**AIM OF THE EXERCISE:** Go through the material below and copy all lines with "title".

[[ MATERIALS PROVIDED open ]]

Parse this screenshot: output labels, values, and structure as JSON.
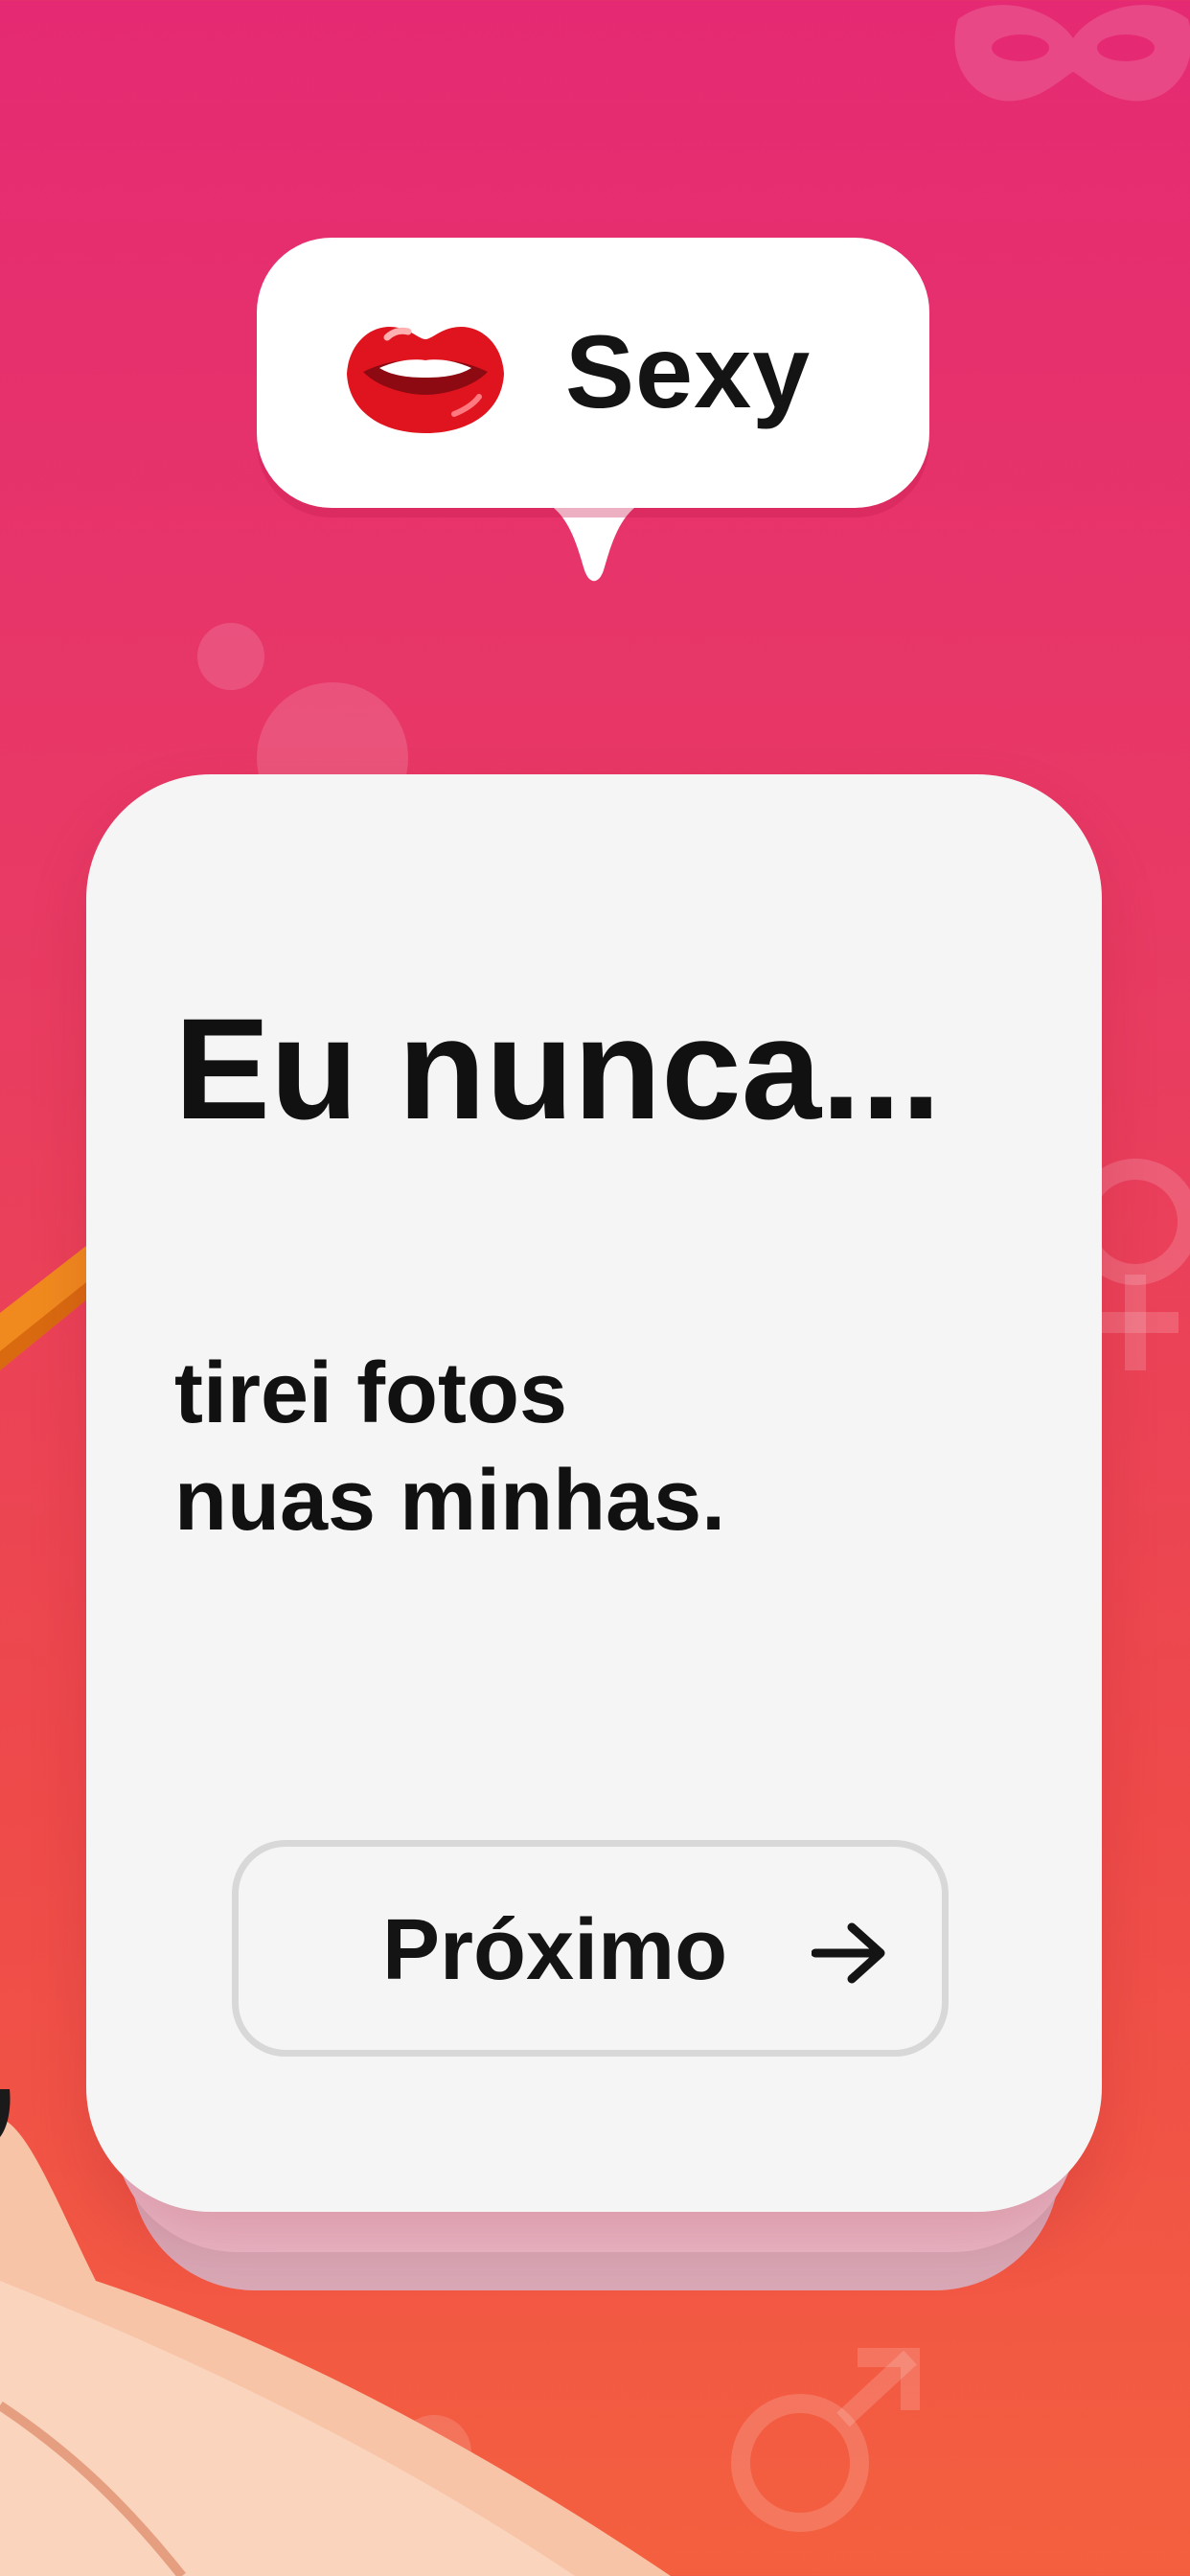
{
  "category": {
    "label": "Sexy",
    "icon": "lips-icon"
  },
  "card": {
    "title": "Eu nunca...",
    "statement_line1": "tirei fotos",
    "statement_line2": "nuas minhas."
  },
  "next_button": {
    "label": "Próximo",
    "icon": "arrow-right-icon"
  },
  "decorations": {
    "mask_icon": "mask-icon",
    "female_symbol_icon": "female-symbol-icon",
    "male_symbol_icon": "male-symbol-icon",
    "hand_icon": "hand-icon"
  },
  "colors": {
    "background_top": "#e52a73",
    "background_bottom": "#f4603f",
    "card": "#f5f5f5",
    "text": "#111111",
    "lips": "#e0141e"
  }
}
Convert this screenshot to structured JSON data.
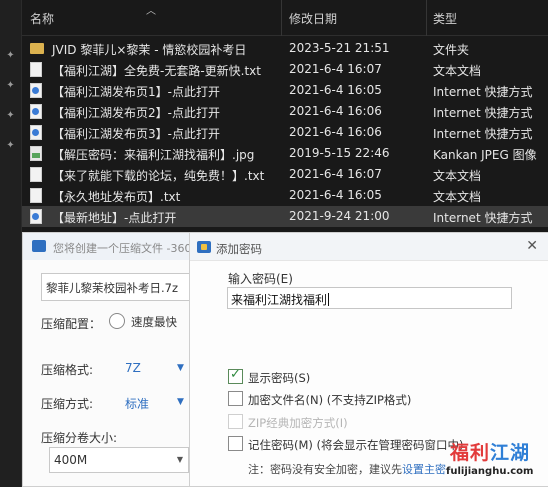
{
  "explorer": {
    "columns": {
      "name": "名称",
      "date": "修改日期",
      "type": "类型"
    },
    "files": [
      {
        "icon": "folder",
        "name": "JVID 黎菲儿×黎茉 - 情慾校园补考日",
        "date": "2023-5-21 21:51",
        "type": "文件夹"
      },
      {
        "icon": "txt",
        "name": "【福利江湖】全免费-无套路-更新快.txt",
        "date": "2021-6-4 16:07",
        "type": "文本文档"
      },
      {
        "icon": "url",
        "name": "【福利江湖发布页1】-点此打开",
        "date": "2021-6-4 16:05",
        "type": "Internet 快捷方式"
      },
      {
        "icon": "url",
        "name": "【福利江湖发布页2】-点此打开",
        "date": "2021-6-4 16:06",
        "type": "Internet 快捷方式"
      },
      {
        "icon": "url",
        "name": "【福利江湖发布页3】-点此打开",
        "date": "2021-6-4 16:06",
        "type": "Internet 快捷方式"
      },
      {
        "icon": "jpg",
        "name": "【解压密码：来福利江湖找福利】.jpg",
        "date": "2019-5-15 22:46",
        "type": "Kankan JPEG 图像"
      },
      {
        "icon": "txt",
        "name": "【来了就能下载的论坛，纯免费！】.txt",
        "date": "2021-6-4 16:07",
        "type": "文本文档"
      },
      {
        "icon": "txt",
        "name": "【永久地址发布页】.txt",
        "date": "2021-6-4 16:05",
        "type": "文本文档"
      },
      {
        "icon": "url",
        "name": "【最新地址】-点此打开",
        "date": "2021-9-24 21:00",
        "type": "Internet 快捷方式"
      }
    ]
  },
  "zip": {
    "title": "您将创建一个压缩文件 -360",
    "filename": "黎菲儿黎茉校园补考日.7z",
    "config_label": "压缩配置：",
    "speed_option": "速度最快",
    "format_label": "压缩格式:",
    "format_value": "7Z",
    "method_label": "压缩方式:",
    "method_value": "标准",
    "split_label": "压缩分卷大小:",
    "split_value": "400M"
  },
  "password_dialog": {
    "title": "添加密码",
    "input_label": "输入密码(E)",
    "password_value": "来福利江湖找福利",
    "options": [
      {
        "label": "显示密码(S)",
        "checked": true,
        "disabled": false
      },
      {
        "label": "加密文件名(N) (不支持ZIP格式)",
        "checked": false,
        "disabled": false
      },
      {
        "label": "ZIP经典加密方式(I)",
        "checked": false,
        "disabled": true
      },
      {
        "label": "记住密码(M) (将会显示在管理密码窗口中)",
        "checked": false,
        "disabled": false
      }
    ],
    "note_text": "注：密码没有安全加密，建议先",
    "note_link": "设置主密"
  },
  "watermark": {
    "part1": "福利",
    "part2": "江湖",
    "url": "fulijianghu.com"
  }
}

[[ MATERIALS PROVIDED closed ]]

**RESPONSE TO THIS TASK:**
    "title": "Eu nunca...",
    "title": "您将创建一个压缩文件 -360",
    "title": "添加密码",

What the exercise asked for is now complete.